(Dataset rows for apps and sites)
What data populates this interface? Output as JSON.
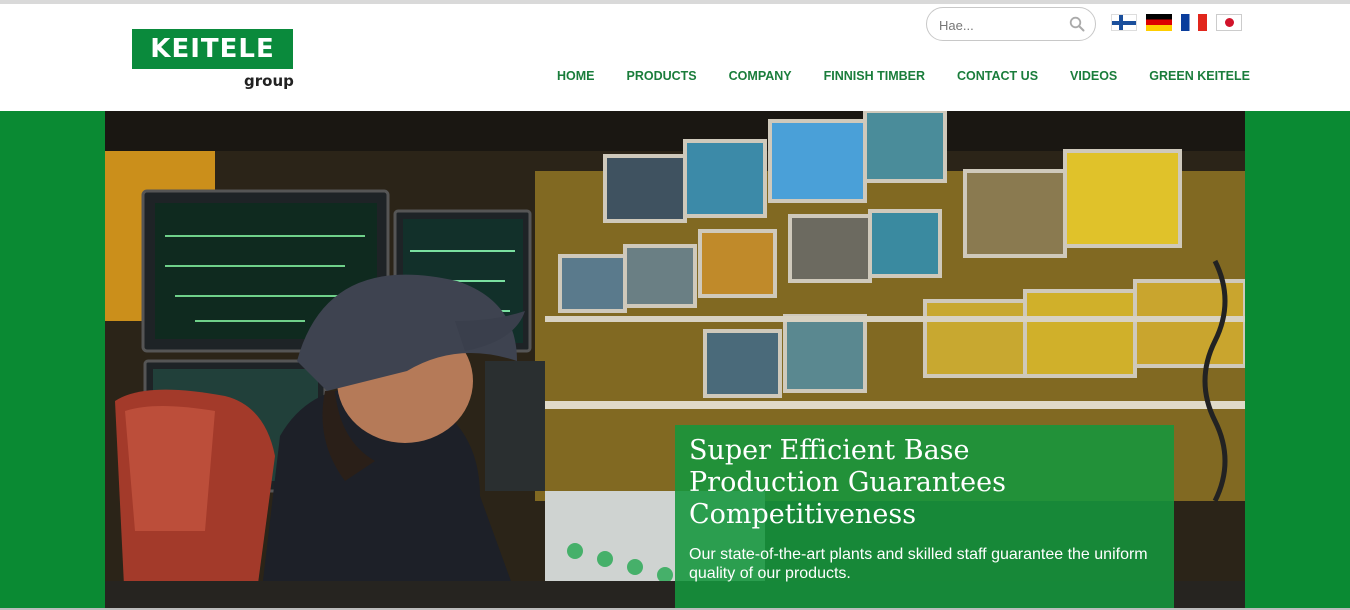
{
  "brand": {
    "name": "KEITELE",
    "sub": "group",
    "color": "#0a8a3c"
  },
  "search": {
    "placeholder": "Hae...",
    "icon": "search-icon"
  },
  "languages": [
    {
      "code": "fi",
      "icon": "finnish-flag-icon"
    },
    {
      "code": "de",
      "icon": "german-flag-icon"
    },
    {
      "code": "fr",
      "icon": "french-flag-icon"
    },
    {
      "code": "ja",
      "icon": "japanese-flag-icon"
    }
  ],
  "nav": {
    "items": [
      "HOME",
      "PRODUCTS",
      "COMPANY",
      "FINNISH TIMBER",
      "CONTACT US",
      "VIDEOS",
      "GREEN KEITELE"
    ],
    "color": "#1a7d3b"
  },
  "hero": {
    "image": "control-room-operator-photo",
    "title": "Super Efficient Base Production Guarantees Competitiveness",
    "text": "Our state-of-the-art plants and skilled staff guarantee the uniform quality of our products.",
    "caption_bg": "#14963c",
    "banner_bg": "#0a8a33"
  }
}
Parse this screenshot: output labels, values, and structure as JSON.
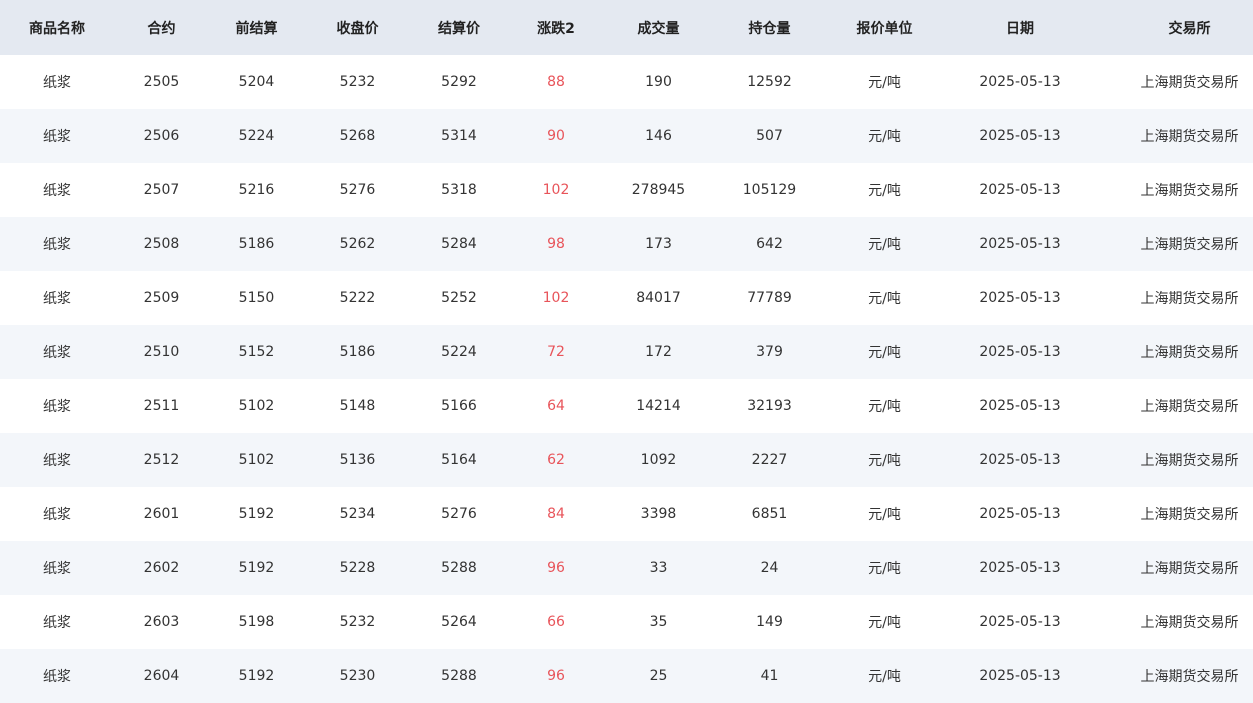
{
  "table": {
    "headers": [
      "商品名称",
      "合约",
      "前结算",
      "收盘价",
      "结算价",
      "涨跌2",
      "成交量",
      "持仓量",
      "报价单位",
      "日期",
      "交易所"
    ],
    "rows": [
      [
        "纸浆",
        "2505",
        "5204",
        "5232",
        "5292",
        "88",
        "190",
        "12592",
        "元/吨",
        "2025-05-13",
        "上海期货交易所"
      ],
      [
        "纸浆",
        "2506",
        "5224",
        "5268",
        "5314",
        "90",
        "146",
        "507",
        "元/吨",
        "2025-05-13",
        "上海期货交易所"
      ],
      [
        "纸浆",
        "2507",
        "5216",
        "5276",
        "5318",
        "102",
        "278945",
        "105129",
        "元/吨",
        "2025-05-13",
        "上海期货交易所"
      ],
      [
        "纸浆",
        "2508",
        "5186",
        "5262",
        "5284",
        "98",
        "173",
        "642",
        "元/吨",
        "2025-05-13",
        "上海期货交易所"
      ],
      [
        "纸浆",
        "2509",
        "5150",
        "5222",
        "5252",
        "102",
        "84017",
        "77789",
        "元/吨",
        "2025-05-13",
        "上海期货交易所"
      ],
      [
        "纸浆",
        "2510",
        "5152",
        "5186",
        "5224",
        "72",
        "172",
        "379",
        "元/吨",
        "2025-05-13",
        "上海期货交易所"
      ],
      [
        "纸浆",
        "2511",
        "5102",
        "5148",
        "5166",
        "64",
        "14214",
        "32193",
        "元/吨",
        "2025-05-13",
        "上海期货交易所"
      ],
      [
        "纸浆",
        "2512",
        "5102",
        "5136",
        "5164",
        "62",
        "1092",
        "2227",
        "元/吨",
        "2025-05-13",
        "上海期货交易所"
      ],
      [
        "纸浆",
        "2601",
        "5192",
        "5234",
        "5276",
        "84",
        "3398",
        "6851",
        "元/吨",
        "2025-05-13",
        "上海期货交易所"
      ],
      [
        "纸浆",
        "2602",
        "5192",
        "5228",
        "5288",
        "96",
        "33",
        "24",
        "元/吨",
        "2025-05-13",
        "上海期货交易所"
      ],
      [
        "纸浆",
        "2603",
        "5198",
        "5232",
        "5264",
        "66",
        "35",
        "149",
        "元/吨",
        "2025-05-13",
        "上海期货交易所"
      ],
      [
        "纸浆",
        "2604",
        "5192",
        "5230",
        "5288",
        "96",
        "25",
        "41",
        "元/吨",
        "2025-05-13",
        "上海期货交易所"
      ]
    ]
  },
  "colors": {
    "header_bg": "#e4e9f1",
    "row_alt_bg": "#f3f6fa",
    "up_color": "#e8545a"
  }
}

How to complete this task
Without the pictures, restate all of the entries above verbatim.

Result below
What data populates this interface? Output as JSON.
{
  "brand": {
    "name": "KEITELE",
    "sub": "group",
    "color": "#0a8a3c"
  },
  "search": {
    "placeholder": "Hae...",
    "icon": "search-icon"
  },
  "languages": [
    {
      "code": "fi",
      "icon": "finnish-flag-icon"
    },
    {
      "code": "de",
      "icon": "german-flag-icon"
    },
    {
      "code": "fr",
      "icon": "french-flag-icon"
    },
    {
      "code": "ja",
      "icon": "japanese-flag-icon"
    }
  ],
  "nav": {
    "items": [
      "HOME",
      "PRODUCTS",
      "COMPANY",
      "FINNISH TIMBER",
      "CONTACT US",
      "VIDEOS",
      "GREEN KEITELE"
    ],
    "color": "#1a7d3b"
  },
  "hero": {
    "image": "control-room-operator-photo",
    "title": "Super Efficient Base Production Guarantees Competitiveness",
    "text": "Our state-of-the-art plants and skilled staff guarantee the uniform quality of our products.",
    "caption_bg": "#14963c",
    "banner_bg": "#0a8a33"
  }
}
Parse this screenshot: output labels, values, and structure as JSON.
{
  "table": {
    "headers": [
      "商品名称",
      "合约",
      "前结算",
      "收盘价",
      "结算价",
      "涨跌2",
      "成交量",
      "持仓量",
      "报价单位",
      "日期",
      "交易所"
    ],
    "rows": [
      [
        "纸浆",
        "2505",
        "5204",
        "5232",
        "5292",
        "88",
        "190",
        "12592",
        "元/吨",
        "2025-05-13",
        "上海期货交易所"
      ],
      [
        "纸浆",
        "2506",
        "5224",
        "5268",
        "5314",
        "90",
        "146",
        "507",
        "元/吨",
        "2025-05-13",
        "上海期货交易所"
      ],
      [
        "纸浆",
        "2507",
        "5216",
        "5276",
        "5318",
        "102",
        "278945",
        "105129",
        "元/吨",
        "2025-05-13",
        "上海期货交易所"
      ],
      [
        "纸浆",
        "2508",
        "5186",
        "5262",
        "5284",
        "98",
        "173",
        "642",
        "元/吨",
        "2025-05-13",
        "上海期货交易所"
      ],
      [
        "纸浆",
        "2509",
        "5150",
        "5222",
        "5252",
        "102",
        "84017",
        "77789",
        "元/吨",
        "2025-05-13",
        "上海期货交易所"
      ],
      [
        "纸浆",
        "2510",
        "5152",
        "5186",
        "5224",
        "72",
        "172",
        "379",
        "元/吨",
        "2025-05-13",
        "上海期货交易所"
      ],
      [
        "纸浆",
        "2511",
        "5102",
        "5148",
        "5166",
        "64",
        "14214",
        "32193",
        "元/吨",
        "2025-05-13",
        "上海期货交易所"
      ],
      [
        "纸浆",
        "2512",
        "5102",
        "5136",
        "5164",
        "62",
        "1092",
        "2227",
        "元/吨",
        "2025-05-13",
        "上海期货交易所"
      ],
      [
        "纸浆",
        "2601",
        "5192",
        "5234",
        "5276",
        "84",
        "3398",
        "6851",
        "元/吨",
        "2025-05-13",
        "上海期货交易所"
      ],
      [
        "纸浆",
        "2602",
        "5192",
        "5228",
        "5288",
        "96",
        "33",
        "24",
        "元/吨",
        "2025-05-13",
        "上海期货交易所"
      ],
      [
        "纸浆",
        "2603",
        "5198",
        "5232",
        "5264",
        "66",
        "35",
        "149",
        "元/吨",
        "2025-05-13",
        "上海期货交易所"
      ],
      [
        "纸浆",
        "2604",
        "5192",
        "5230",
        "5288",
        "96",
        "25",
        "41",
        "元/吨",
        "2025-05-13",
        "上海期货交易所"
      ]
    ]
  },
  "colors": {
    "header_bg": "#e4e9f1",
    "row_alt_bg": "#f3f6fa",
    "up_color": "#e8545a"
  }
}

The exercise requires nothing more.